_What is expected_: Please figure out how many lines in the material contain "text", and give only that number.

_Data extract_:
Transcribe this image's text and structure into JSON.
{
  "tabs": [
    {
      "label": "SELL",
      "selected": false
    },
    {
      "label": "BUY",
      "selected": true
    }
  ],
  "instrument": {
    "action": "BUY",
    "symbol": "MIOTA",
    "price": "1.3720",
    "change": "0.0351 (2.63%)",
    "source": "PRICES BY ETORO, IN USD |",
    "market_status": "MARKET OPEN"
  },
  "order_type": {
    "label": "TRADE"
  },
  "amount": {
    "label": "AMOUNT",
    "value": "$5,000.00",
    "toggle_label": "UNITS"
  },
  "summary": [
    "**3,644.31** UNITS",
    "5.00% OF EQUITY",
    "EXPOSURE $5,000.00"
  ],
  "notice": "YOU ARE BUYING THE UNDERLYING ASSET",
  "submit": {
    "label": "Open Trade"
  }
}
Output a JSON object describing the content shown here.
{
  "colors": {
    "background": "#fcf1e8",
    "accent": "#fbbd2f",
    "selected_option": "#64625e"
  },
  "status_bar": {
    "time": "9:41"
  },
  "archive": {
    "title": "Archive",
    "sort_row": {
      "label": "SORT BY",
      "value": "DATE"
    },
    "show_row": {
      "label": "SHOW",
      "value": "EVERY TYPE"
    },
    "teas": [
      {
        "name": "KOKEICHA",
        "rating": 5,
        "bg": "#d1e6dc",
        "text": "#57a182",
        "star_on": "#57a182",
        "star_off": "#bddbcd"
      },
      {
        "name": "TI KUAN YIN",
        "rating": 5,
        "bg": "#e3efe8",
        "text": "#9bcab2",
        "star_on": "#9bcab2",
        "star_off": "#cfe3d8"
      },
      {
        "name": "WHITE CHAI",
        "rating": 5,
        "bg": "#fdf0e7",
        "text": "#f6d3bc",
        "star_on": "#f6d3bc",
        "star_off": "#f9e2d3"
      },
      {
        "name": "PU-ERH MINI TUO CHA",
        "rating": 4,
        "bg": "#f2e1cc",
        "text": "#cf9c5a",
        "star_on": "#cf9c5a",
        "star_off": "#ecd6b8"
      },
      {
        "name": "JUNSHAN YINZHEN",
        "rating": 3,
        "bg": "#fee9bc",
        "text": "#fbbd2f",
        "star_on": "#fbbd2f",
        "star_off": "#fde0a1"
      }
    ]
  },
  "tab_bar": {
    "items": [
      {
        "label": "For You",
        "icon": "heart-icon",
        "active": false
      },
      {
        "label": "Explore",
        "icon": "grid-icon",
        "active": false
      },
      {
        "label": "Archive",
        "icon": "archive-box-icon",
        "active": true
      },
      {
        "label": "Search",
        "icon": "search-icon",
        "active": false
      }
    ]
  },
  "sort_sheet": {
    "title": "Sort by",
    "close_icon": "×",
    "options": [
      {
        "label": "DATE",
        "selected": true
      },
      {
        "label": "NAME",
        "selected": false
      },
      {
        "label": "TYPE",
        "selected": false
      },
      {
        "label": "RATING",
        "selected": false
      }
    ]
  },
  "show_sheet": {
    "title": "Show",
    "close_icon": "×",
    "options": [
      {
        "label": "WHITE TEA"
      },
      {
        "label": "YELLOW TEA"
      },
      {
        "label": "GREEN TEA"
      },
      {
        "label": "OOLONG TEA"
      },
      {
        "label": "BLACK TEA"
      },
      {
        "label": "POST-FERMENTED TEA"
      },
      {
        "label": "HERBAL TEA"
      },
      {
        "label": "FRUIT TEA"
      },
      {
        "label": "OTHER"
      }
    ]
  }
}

_Completed exercise_: 6